by Hajee Rafique (Bangla Desh)
posted on Saturday, December 8, 2012 at 5:03pm
Christine Tarantino, 64, of Wendell, Massachusetts, died on December 7, 2012 at Hospice of the Fisher Home in North Amherst, Massachusetts. She leaves her loving partner, Douglas Dawson, and their two cats, Oscar and Lucy; her brother, Peter Tarantino, of San Carlos, California; her nephew, Kyle, and her niece, Lauren; and many aunts, uncles, and cousins. One of the great joys of the past year of her life was the reconnections she was making with her family, especially her dear cousins.
Christine Anne Tarantino was born in the Bronx on December 3, 1948, to Francesca Rita Russo Tarantino and Anthony Thomas Tarantino. Although her family moved to Framingham, Massachusetts, while Christine was young, she had fond memories of her life in the City: museums and shows, the Bronx Zoo, her large extended Italian-American family (especially the many artistic members), and the family bread business, Russo Brothers Bakeries.

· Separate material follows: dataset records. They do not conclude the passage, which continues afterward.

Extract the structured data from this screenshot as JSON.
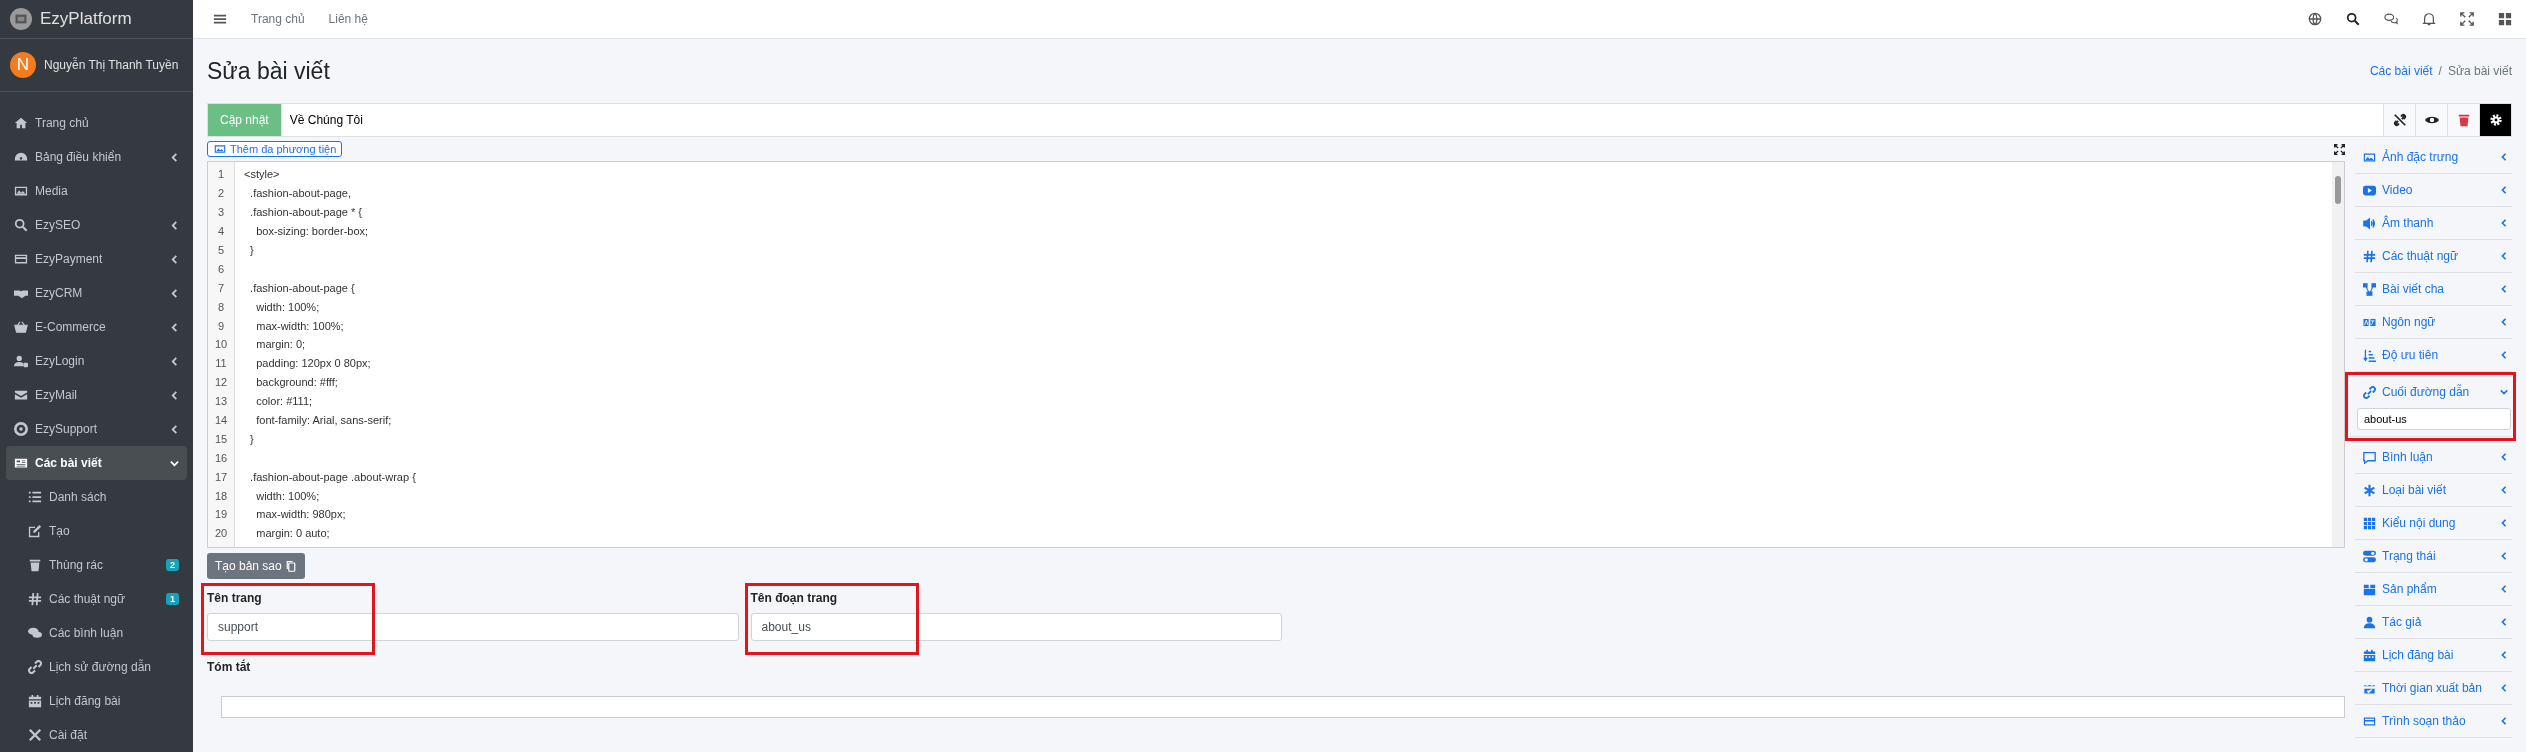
{
  "brand": "EzyPlatform",
  "user": {
    "initial": "N",
    "name": "Nguyễn Thị Thanh Tuyền"
  },
  "sidebar": {
    "items": [
      {
        "label": "Trang chủ",
        "kind": "link",
        "selected": false
      },
      {
        "label": "Bảng điều khiển",
        "kind": "submenu",
        "selected": false,
        "expanded": false
      },
      {
        "label": "Media",
        "kind": "link",
        "selected": false
      },
      {
        "label": "EzySEO",
        "kind": "submenu",
        "selected": false,
        "expanded": false
      },
      {
        "label": "EzyPayment",
        "kind": "submenu",
        "selected": false,
        "expanded": false
      },
      {
        "label": "EzyCRM",
        "kind": "submenu",
        "selected": false,
        "expanded": false
      },
      {
        "label": "E-Commerce",
        "kind": "submenu",
        "selected": false,
        "expanded": false
      },
      {
        "label": "EzyLogin",
        "kind": "submenu",
        "selected": false,
        "expanded": false
      },
      {
        "label": "EzyMail",
        "kind": "submenu",
        "selected": false,
        "expanded": false
      },
      {
        "label": "EzySupport",
        "kind": "submenu",
        "selected": false,
        "expanded": false
      },
      {
        "label": "Các bài viết",
        "kind": "submenu",
        "selected": true,
        "expanded": true,
        "children": [
          {
            "label": "Danh sách"
          },
          {
            "label": "Tạo"
          },
          {
            "label": "Thùng rác",
            "badge": "2"
          },
          {
            "label": "Các thuật ngữ",
            "badge": "1"
          },
          {
            "label": "Các bình luận"
          },
          {
            "label": "Lịch sử đường dẫn"
          },
          {
            "label": "Lịch đăng bài"
          },
          {
            "label": "Cài đặt"
          }
        ]
      }
    ]
  },
  "top_nav": [
    "Trang chủ",
    "Liên hệ"
  ],
  "page_title": "Sửa bài viết",
  "breadcrumb_separator": "/",
  "breadcrumb": [
    {
      "label": "Các bài viết",
      "kind": "link"
    },
    {
      "label": "Sửa bài viết",
      "kind": "current"
    }
  ],
  "update_button": "Cập nhật",
  "title_field": {
    "value": "Về Chúng Tôi"
  },
  "media_button": "Thêm đa phương tiện",
  "code_lines": [
    {
      "number": "1",
      "text": "<style>"
    },
    {
      "number": "2",
      "text": "  .fashion-about-page,"
    },
    {
      "number": "3",
      "text": "  .fashion-about-page * {"
    },
    {
      "number": "4",
      "text": "    box-sizing: border-box;"
    },
    {
      "number": "5",
      "text": "  }"
    },
    {
      "number": "6"
    },
    {
      "number": "7",
      "text": "  .fashion-about-page {"
    },
    {
      "number": "8",
      "text": "    width: 100%;"
    },
    {
      "number": "9",
      "text": "    max-width: 100%;"
    },
    {
      "number": "10",
      "text": "    margin: 0;"
    },
    {
      "number": "11",
      "text": "    padding: 120px 0 80px;"
    },
    {
      "number": "12",
      "text": "    background: #fff;"
    },
    {
      "number": "13",
      "text": "    color: #111;"
    },
    {
      "number": "14",
      "text": "    font-family: Arial, sans-serif;"
    },
    {
      "number": "15",
      "text": "  }"
    },
    {
      "number": "16"
    },
    {
      "number": "17",
      "text": "  .fashion-about-page .about-wrap {"
    },
    {
      "number": "18",
      "text": "    width: 100%;"
    },
    {
      "number": "19",
      "text": "    max-width: 980px;"
    },
    {
      "number": "20",
      "text": "    margin: 0 auto;"
    }
  ],
  "copy_button": "Tạo bản sao",
  "fields": [
    {
      "label": "Tên trang",
      "value": "support",
      "highlighted": true
    },
    {
      "label": "Tên đoạn trang",
      "value": "about_us",
      "highlighted": true
    }
  ],
  "summary_label": "Tóm tắt",
  "right_panel": [
    {
      "label": "Ảnh đặc trưng",
      "expanded": false,
      "highlighted": false
    },
    {
      "label": "Video",
      "expanded": false,
      "highlighted": false
    },
    {
      "label": "Âm thanh",
      "expanded": false,
      "highlighted": false
    },
    {
      "label": "Các thuật ngữ",
      "expanded": false,
      "highlighted": false
    },
    {
      "label": "Bài viết cha",
      "expanded": false,
      "highlighted": false
    },
    {
      "label": "Ngôn ngữ",
      "expanded": false,
      "highlighted": false
    },
    {
      "label": "Độ ưu tiên",
      "expanded": false,
      "highlighted": false
    },
    {
      "label": "Cuối đường dẫn",
      "expanded": true,
      "highlighted": true,
      "value": "about-us"
    },
    {
      "label": "Bình luận",
      "expanded": false,
      "highlighted": false
    },
    {
      "label": "Loại bài viết",
      "expanded": false,
      "highlighted": false
    },
    {
      "label": "Kiểu nội dung",
      "expanded": false,
      "highlighted": false
    },
    {
      "label": "Trạng thái",
      "expanded": false,
      "highlighted": false
    },
    {
      "label": "Sản phẩm",
      "expanded": false,
      "highlighted": false
    },
    {
      "label": "Tác giả",
      "expanded": false,
      "highlighted": false
    },
    {
      "label": "Lịch đăng bài",
      "expanded": false,
      "highlighted": false
    },
    {
      "label": "Thời gian xuất bản",
      "expanded": false,
      "highlighted": false
    },
    {
      "label": "Trình soạn thảo",
      "expanded": false,
      "highlighted": false
    }
  ]
}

Christine’s later childhood and young adult life were spent in the Framingham area and Cape Cod. She attended Fitchburg State College, where she earned teaching certificates in Art and Education, and became a second grade teacher in Westminster upon graduation. Christine emerged from a near-death experience triggered by an allergic reaction with heightened sensibilities and an artistic focus. She rejected previously established family and career relationships and goals in favor of a natural lifestyle guided by rapid spiritual awareness and supernatural zeal. For the last thirty years of her life, although she continued as an educator in various part-time and temporary positions, including museum workshops and substitute teaching in many local schools, her overriding goal was to make Art.
Also known as Words of Light, CHRISTAR, and the homeless poet, Christine believed strongly in the transformative power of words, both spoken and written. She believed that the exclusive use of positive words would advance one’s consciousness. Thoughtless or unkind words distressed Christine, and she tended to avoid situations where they could be found.
Christine created highly-regarded, Fluxus-inspired visio-textual art, including concrete/visual poetry; collage using organic/found materials; mail art, a global artist network in which art moves through mail as its medium; and artist books, unique and small editions of original writings/images in artistic book-related structures. Her performance/event art consisted of creatively planned or spontaneous, short or long-term, moments and actions of documented artistic engagement. In 2012 alone, Christine had her works included in Fluxus or artist book shows in Germany, Italy, The Netherlands, Ireland, Nepal, and the United States. She was one of the first contemporary American artists to have her work shown in Bhutan, the Kingdom of Happiness. She maintained several art-related blogs that had hundreds of visitors each day from many different countries. As a member of OPEN Fluxus, DoDo/DaDa ARTE POSTALE, and the International Union of Mail Artists, she was a shining light in an international network of artists devoted to cooperating, communicating, and collaborating.
The solitude and natural beauty of her Wendell homestead nourished and inspired Christine. She was an avid gardener, an accomplished and creative cook, and a fearless defender of any animal she thought was being mistreated. She loved to walk in the Quabbin and drive through the Berkshires, especially to the art museums in North Adams and Williamstown. She took great pride in her personal appearance, occasionally remarking that she came from a long line of Italian beauties and wasn’t about to let them down.
In accordance with Christine’s wishes, there will be no services. Contributions in her name may be made to the Franklin County Community Meals Program in Greenfield, Massachusetts; the Athol Animal Shelter or the Athol Public Library in Athol, Massachusetts; or Medicine Mammals, a wildlife rehabilitation facility, in Wendell, Massachusetts. More importantly, she would want you to write a poem, make some art, reach out to someone in distress, avoid harsh words, celebrate the divinity that is within you.
Douglas Dawson extends his heartfelt thanks to the staff and volunteers of Hospice of the Fisher Home; to his friends and co-workers at the Franklin County Home Care Corporation; and to his friends and neighbors in the Wendell community. These wonderful people, with their compassion and love, lifted him up and held him steady, and allowed him to care for Christine through this most difficult time.
Christine will be greatly missed by those who knew and loved her, and her Words of Light will shine on in the hearts of her fellow artists and others across the globe who have heard or read them.
"My soul is a poem in bloom."
Christine Anne Tarantino